Below you’ll find a comprehensive report on the benefits of computerized Gait Analysis and the subsequent use of orthotics by podiatrists.
BENEFITS OF COMPUTERIZED GAIT ANALYSIS
The mechanics of the foot and ankle and their effects on the lower extremity and body as a whole are very intricate. Due to these complexities, it is sometimes difficult not only for the lower extremity specialist to have a precise and accurate measurement of these mechanics, but also a means by which to communicate, explain, or visually demonstrate to a patient what is occurring during the gait cycle. The Gait Scan is a highly useful tool that provides a solution to this challenge.The Gait Scan is a noninvasive method whereby a computerized pressure mat is utilized to record pressures on the bottom of the foot as a patient walks over the mat. Pressure distribution is directly related to the overall posture and stability of the foot. It is this data that the doctor then analyzes to precisely determine abnormalities and develop an appropriate treatment regimen for the patient.
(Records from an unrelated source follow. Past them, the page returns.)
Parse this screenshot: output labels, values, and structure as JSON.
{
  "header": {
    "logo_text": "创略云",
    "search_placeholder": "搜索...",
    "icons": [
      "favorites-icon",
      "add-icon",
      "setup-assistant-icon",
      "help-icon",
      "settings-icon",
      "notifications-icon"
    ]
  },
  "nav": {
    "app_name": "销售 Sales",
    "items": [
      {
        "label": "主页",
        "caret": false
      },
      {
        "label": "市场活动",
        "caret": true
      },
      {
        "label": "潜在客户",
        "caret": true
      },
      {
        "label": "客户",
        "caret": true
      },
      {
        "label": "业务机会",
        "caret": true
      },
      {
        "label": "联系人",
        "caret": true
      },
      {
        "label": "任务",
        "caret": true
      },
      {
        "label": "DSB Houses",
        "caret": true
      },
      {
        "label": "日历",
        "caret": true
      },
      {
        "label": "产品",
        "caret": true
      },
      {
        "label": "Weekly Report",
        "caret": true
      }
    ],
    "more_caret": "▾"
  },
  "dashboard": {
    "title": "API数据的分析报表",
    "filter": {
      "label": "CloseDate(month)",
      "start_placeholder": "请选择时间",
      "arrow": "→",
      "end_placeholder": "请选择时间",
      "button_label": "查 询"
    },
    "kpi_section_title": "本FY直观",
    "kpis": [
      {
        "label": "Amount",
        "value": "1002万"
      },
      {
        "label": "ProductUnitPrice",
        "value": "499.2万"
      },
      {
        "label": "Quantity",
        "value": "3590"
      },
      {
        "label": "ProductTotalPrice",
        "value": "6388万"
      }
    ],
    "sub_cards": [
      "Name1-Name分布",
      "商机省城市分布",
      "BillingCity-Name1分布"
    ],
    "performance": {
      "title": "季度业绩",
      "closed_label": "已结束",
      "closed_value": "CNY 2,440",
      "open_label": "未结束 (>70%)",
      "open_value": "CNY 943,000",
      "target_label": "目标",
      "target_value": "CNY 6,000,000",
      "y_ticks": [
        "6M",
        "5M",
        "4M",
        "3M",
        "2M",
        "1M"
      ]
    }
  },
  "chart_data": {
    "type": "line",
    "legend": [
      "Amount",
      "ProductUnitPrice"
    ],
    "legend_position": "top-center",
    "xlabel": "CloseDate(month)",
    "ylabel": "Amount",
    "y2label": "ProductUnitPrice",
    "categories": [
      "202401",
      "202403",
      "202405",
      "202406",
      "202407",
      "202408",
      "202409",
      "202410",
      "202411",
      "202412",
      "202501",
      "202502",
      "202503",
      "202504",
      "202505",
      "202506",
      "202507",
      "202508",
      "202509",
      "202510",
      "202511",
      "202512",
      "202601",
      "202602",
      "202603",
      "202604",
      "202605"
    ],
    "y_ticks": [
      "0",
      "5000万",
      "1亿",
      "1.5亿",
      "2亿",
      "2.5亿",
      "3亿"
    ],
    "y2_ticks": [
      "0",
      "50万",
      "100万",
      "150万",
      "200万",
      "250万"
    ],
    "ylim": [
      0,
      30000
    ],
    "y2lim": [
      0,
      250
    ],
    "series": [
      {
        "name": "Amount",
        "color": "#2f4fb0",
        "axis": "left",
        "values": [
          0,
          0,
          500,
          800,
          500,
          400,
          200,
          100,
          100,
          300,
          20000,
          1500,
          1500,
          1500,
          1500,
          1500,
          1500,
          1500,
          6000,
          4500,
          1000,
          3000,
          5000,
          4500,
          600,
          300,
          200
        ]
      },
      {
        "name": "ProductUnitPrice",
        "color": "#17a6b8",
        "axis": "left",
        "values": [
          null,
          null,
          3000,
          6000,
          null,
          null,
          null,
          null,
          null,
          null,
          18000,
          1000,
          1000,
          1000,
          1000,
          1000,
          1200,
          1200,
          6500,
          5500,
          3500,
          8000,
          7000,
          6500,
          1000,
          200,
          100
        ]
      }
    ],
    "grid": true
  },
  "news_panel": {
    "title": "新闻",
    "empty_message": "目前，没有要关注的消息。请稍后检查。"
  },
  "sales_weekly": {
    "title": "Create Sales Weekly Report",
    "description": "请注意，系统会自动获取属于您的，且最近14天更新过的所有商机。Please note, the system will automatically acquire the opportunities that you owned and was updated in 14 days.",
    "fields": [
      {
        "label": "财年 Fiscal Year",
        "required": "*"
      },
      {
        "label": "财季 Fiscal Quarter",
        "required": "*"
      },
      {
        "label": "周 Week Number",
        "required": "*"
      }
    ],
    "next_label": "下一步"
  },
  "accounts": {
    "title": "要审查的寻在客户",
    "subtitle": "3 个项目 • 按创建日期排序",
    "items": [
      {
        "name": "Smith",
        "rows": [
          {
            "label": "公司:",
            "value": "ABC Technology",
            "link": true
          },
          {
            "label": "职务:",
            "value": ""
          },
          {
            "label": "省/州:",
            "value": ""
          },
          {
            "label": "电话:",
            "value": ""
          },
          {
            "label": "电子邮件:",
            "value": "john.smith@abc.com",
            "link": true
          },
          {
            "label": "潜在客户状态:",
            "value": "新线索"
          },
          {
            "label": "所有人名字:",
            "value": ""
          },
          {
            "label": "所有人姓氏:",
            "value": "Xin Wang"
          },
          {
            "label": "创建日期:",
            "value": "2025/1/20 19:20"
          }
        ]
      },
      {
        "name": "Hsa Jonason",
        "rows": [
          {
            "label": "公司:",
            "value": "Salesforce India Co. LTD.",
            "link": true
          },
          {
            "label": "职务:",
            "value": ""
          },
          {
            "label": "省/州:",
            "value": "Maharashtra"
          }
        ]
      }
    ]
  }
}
Many people can benefit from computerized gait analysis. Here are just a few examples:
1. Individuals with biomechanical abnormalities requiring conservative care such as orthotics, gait training, muscular re-education with target strengthening and/or stretching in physical therapy.
2. Individuals with biomechanical or structural abnormalities requiring surgical care. Pre- and post-operative studies can be performed not only to assess the biomechanical results of the surgical procedure, but also to assess/regulate the amount of weight bearing taking place as well as gauge the progress of the rehabilitative efforts taking place in physical therapy.
3. Patients who need to be analyzed due to mechanical abnormalities as a result of traumatic or chronic injuries who may have chronic instability or lower extremity weakness.
4. Individuals with neuromuscular abnormalities as a result of systemic disease (diabetes mellitus with mixed motor and sensory neuropathy) or congenital conditions (cerebral palsy).
5. Individuals with deformities causing biomechanical abnormalities (limb-length discrepancy, scoliosis).
6. Patients who have not responded to their current treatment protocols for lower extremity ailments\
7. People suffering from shin splints, stress fractures, foot pain, knee pain, hip pain, lower back pain, and muscular pain associated with poor mechanics of the feet.
8. Patients with residual disabilities as a result of accidents requiring a precise measurement of the difference in ability to bear weight on one extremity versus the other, henceforth determining the amount of disability a patient possesses.
9. Athletes attempting to maximize their performance potential
10. Patients, doctors, and physical therapists that desire the best possible care and treatment plan.